Whenever a line below includes the word "rotate", copy that line.

DATA FOR THIS TASK section start

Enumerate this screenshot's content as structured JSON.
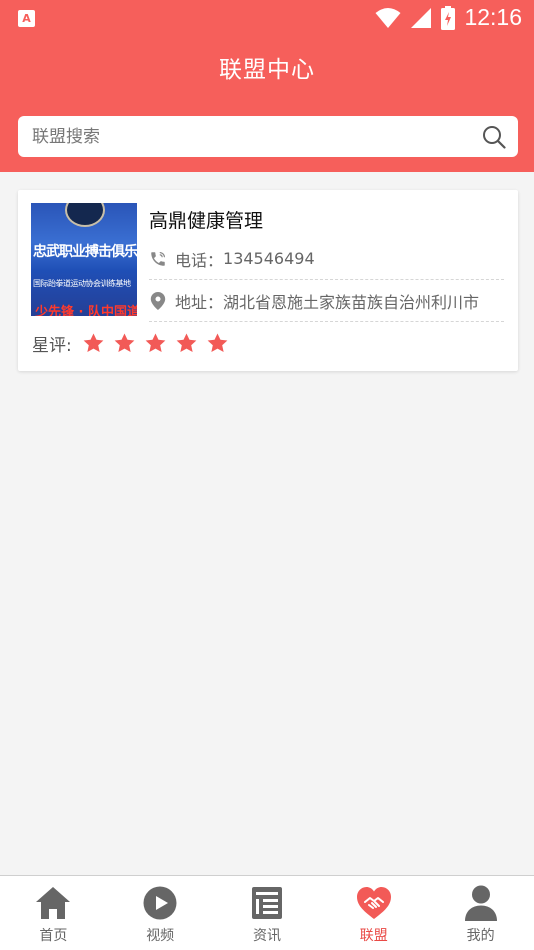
{
  "status_bar": {
    "app_icon": "A",
    "time": "12:16",
    "icons": [
      "wifi-icon",
      "signal-icon",
      "battery-icon"
    ]
  },
  "header": {
    "title": "联盟中心"
  },
  "search": {
    "placeholder": "联盟搜索",
    "value": ""
  },
  "listing": {
    "name": "高鼎健康管理",
    "phone_label": "电话：",
    "phone": "134546494",
    "address_label": "地址：",
    "address": "湖北省恩施土家族苗族自治州利川市",
    "rating_label": "星评:",
    "stars": 5,
    "thumbnail_text": [
      "忠武职业搏击俱乐部",
      "国际跆拳道运动协会训练基地",
      "少先锋 · 队中国道"
    ]
  },
  "tabbar": {
    "items": [
      {
        "label": "首页",
        "icon": "home-icon",
        "active": false
      },
      {
        "label": "视频",
        "icon": "video-play-icon",
        "active": false
      },
      {
        "label": "资讯",
        "icon": "news-icon",
        "active": false
      },
      {
        "label": "联盟",
        "icon": "handshake-heart-icon",
        "active": true
      },
      {
        "label": "我的",
        "icon": "user-icon",
        "active": false
      }
    ]
  },
  "colors": {
    "brand": "#f65f5b",
    "star": "#f25a57",
    "tab_active": "#e94a46",
    "tab_inactive": "#666666"
  }
}
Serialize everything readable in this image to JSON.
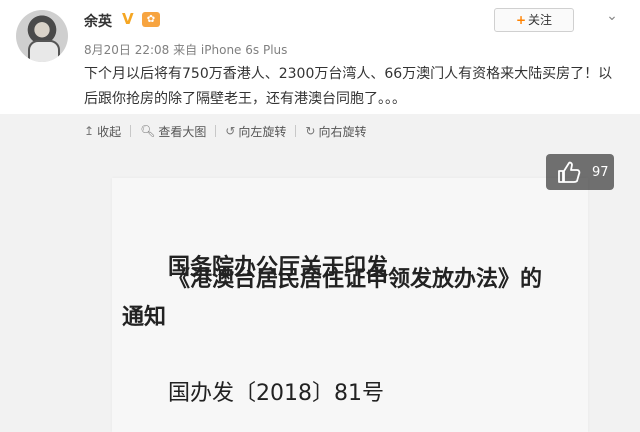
{
  "user": {
    "name": "余英",
    "verified_badge": "V",
    "level_badge": "✿",
    "meta": "8月20日 22:08 来自 iPhone 6s Plus",
    "avatar_icon": "avatar"
  },
  "follow_button": {
    "plus": "+",
    "label": "关注"
  },
  "post": {
    "text": "下个月以后将有750万香港人、2300万台湾人、66万澳门人有资格来大陆买房了！以后跟你抢房的除了隔壁老王，还有港澳台同胞了。。。"
  },
  "toolbar": {
    "items": [
      {
        "icon": "collapse-icon",
        "label": "收起"
      },
      {
        "icon": "zoom-icon",
        "label": "查看大图"
      },
      {
        "icon": "rotate-left-icon",
        "label": "向左旋转"
      },
      {
        "icon": "rotate-right-icon",
        "label": "向右旋转"
      }
    ]
  },
  "document": {
    "line1": "国务院办公厅关于印发",
    "line2": "《港澳台居民居住证申领发放办法》的",
    "line3": "通知",
    "line4": "国办发〔2018〕81号"
  },
  "like": {
    "count": "97",
    "icon": "thumbs-up-icon"
  }
}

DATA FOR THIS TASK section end

**SOLUTION**.
        "icon": "rotate-left-icon",
        "icon": "rotate-right-icon",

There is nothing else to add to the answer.